*EXERCISE REQUIREMENTS:* For the word "floppy", count the lines of the data that include it and give only the total.

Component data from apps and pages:
%%

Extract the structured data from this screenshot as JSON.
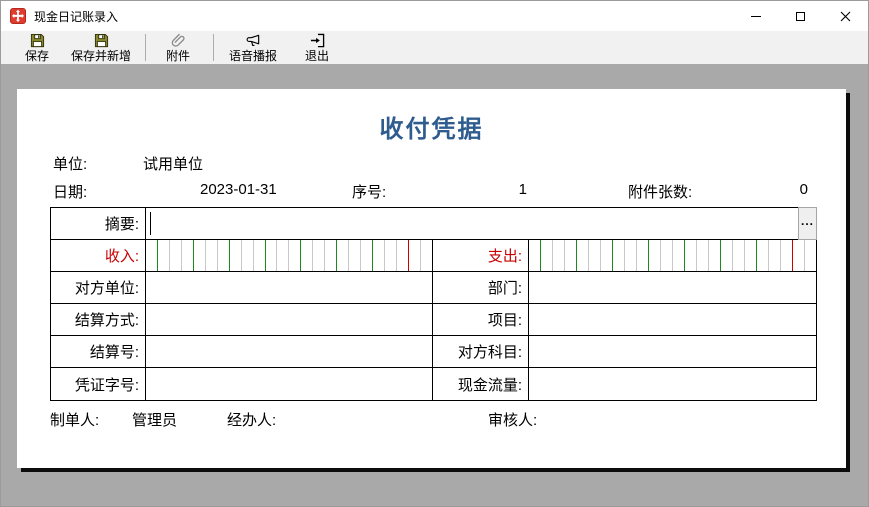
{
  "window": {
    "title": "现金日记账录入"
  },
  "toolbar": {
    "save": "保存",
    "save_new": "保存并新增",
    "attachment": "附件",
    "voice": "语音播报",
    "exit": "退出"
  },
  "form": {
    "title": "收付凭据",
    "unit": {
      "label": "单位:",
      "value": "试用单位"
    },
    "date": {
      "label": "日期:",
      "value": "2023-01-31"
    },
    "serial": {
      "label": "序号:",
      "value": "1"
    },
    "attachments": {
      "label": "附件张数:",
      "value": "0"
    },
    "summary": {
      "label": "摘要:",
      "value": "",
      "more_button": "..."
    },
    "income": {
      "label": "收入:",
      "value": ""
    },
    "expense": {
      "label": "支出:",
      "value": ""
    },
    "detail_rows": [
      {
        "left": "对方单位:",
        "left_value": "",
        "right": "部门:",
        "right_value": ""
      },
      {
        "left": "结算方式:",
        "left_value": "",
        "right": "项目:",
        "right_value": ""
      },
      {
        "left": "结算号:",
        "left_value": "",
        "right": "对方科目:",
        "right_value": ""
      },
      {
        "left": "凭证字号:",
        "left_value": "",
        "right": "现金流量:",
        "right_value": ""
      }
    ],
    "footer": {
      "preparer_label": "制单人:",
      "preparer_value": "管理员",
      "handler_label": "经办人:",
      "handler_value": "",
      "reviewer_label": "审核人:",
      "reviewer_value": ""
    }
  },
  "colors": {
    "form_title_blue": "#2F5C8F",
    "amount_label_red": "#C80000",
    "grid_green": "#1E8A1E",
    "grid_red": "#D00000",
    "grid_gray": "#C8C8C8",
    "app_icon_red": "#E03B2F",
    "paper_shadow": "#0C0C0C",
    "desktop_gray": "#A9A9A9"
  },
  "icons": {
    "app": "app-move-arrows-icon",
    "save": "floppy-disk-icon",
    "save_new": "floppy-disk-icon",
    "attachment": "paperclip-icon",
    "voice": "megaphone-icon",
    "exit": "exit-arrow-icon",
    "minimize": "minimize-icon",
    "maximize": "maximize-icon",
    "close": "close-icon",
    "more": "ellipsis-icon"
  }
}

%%

*ANSWER FOR THIS EXERCISE:* 2